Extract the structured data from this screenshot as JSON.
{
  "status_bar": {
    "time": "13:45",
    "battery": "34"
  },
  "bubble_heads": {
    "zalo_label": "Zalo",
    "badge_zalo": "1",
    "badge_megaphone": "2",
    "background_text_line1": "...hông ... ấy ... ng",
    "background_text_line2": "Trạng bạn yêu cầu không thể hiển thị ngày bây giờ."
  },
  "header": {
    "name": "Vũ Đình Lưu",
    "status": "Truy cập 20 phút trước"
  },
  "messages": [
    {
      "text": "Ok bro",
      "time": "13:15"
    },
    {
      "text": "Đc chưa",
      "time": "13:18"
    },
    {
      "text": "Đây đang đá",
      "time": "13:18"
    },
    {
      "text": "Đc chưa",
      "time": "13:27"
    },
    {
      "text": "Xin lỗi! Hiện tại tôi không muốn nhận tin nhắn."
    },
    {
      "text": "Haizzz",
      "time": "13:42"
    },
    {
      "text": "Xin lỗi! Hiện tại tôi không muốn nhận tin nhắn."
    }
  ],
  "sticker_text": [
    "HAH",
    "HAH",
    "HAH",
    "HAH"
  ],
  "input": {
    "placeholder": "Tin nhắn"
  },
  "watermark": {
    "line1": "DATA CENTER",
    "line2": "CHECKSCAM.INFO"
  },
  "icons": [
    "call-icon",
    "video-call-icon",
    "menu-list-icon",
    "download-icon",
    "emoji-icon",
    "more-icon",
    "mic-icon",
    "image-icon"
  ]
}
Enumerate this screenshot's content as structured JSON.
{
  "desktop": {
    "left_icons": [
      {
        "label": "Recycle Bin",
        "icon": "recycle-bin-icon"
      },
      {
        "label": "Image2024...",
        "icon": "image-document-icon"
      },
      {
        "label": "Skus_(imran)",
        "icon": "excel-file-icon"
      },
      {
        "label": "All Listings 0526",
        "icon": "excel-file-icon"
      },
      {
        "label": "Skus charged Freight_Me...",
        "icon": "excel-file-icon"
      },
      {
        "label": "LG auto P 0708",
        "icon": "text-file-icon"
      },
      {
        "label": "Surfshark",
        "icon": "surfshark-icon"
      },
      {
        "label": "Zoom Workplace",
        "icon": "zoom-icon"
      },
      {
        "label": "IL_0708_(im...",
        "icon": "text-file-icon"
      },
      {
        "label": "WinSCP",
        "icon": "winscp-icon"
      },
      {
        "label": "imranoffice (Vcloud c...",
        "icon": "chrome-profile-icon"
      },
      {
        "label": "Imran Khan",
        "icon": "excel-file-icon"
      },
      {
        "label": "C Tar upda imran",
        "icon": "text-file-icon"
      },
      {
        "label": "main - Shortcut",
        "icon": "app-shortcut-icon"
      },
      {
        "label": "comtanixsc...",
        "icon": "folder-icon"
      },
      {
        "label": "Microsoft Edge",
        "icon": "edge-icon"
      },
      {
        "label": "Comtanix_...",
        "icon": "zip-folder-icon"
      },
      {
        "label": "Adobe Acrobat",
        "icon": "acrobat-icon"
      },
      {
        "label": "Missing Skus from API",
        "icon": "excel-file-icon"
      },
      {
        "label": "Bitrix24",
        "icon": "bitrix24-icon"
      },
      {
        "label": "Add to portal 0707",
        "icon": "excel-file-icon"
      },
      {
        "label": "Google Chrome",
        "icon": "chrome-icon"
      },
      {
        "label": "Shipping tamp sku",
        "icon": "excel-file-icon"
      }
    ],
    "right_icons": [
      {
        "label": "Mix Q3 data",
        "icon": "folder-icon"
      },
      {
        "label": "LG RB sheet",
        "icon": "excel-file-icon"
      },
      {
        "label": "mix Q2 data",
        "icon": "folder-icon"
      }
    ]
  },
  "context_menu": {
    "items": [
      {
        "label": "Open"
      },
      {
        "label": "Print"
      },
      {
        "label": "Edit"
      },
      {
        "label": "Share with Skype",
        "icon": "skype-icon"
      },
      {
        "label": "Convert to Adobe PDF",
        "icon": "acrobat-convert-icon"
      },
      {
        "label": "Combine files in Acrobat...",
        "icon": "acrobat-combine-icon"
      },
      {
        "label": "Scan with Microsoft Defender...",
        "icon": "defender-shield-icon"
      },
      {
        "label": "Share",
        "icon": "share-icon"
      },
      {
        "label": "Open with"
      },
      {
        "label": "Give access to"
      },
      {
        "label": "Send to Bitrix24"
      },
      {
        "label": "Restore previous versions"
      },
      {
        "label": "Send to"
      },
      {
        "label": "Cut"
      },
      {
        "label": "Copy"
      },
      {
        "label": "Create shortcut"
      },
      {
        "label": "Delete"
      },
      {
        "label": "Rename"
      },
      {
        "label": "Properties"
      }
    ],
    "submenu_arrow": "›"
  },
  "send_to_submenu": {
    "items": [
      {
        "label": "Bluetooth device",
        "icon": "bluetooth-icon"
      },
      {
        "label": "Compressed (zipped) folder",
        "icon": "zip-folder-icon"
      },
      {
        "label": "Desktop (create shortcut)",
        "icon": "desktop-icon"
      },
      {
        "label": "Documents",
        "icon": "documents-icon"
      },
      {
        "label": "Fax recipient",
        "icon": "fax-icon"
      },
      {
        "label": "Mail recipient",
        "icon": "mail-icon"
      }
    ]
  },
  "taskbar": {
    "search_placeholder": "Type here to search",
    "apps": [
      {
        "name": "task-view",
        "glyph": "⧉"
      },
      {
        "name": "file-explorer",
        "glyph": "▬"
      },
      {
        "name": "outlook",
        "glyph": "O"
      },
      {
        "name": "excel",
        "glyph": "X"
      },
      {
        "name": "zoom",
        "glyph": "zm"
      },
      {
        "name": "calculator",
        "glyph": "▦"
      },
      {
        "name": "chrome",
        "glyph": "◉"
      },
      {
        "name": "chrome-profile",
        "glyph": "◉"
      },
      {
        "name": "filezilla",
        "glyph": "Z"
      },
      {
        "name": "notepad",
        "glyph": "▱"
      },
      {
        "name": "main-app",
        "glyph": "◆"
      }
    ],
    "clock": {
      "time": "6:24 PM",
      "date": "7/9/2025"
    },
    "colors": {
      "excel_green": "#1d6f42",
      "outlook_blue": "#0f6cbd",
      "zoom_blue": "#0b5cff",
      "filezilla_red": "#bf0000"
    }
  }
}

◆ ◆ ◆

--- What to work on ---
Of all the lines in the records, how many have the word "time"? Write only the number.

--- Response for this exercise ---
7